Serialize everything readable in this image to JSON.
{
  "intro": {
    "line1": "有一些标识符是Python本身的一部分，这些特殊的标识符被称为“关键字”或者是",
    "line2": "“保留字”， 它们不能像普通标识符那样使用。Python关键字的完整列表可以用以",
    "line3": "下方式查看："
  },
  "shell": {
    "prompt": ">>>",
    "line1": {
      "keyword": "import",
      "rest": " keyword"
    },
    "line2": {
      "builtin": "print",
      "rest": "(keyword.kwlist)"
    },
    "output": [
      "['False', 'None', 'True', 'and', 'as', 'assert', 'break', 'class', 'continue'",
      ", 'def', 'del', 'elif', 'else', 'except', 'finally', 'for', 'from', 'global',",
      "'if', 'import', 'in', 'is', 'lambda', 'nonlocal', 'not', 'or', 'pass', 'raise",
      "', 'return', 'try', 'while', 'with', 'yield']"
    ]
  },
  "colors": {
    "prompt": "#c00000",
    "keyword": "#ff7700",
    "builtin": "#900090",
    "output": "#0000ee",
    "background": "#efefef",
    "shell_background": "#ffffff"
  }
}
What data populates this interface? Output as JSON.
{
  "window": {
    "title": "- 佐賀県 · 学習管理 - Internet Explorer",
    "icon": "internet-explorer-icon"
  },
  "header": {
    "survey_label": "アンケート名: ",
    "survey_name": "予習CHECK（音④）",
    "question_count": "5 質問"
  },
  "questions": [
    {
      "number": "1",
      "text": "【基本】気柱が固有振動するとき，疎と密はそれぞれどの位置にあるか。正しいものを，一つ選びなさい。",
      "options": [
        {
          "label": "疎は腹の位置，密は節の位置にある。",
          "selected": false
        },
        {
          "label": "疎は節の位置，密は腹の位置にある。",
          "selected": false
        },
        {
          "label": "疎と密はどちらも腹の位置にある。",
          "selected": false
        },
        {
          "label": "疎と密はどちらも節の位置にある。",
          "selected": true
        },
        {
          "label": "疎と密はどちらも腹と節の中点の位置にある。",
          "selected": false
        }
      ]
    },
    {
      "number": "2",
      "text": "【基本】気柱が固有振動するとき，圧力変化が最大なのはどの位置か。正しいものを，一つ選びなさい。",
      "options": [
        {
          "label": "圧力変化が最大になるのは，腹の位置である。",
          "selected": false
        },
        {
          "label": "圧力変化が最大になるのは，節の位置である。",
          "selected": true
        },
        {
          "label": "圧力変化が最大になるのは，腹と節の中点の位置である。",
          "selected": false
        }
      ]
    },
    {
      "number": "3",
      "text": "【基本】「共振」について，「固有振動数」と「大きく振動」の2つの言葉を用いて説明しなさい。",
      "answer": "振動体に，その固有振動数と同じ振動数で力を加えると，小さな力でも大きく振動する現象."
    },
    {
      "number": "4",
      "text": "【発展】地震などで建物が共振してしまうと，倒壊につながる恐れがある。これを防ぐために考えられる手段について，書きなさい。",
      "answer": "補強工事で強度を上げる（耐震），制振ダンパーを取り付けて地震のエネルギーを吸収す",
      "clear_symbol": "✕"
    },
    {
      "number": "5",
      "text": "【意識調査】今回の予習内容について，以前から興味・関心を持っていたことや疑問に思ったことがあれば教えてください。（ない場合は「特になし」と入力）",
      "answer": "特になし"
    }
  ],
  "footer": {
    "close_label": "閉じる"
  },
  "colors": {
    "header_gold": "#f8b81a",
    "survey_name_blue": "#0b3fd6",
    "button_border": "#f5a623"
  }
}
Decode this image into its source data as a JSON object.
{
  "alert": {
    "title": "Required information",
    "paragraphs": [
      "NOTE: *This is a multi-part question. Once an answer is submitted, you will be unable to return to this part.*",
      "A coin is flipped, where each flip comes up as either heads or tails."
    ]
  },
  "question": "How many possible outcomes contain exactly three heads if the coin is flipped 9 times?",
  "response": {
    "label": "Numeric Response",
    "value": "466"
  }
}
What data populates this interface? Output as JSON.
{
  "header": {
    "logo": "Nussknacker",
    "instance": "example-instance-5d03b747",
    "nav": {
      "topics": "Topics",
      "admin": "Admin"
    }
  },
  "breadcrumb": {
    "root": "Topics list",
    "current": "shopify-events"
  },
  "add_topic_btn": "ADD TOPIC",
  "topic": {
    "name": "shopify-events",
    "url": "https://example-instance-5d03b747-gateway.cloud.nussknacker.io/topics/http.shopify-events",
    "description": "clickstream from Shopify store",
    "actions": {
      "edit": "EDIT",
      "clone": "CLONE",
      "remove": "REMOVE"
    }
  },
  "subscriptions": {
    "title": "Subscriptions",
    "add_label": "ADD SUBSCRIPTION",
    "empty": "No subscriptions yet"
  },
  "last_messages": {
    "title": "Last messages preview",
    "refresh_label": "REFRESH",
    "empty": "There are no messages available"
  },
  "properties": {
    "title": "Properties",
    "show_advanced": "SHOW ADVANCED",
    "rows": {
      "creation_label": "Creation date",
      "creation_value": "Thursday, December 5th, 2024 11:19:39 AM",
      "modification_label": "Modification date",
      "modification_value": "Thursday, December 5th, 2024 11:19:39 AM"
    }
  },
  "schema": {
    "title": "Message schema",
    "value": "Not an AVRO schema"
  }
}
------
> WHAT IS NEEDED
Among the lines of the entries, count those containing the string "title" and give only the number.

> REPLY
6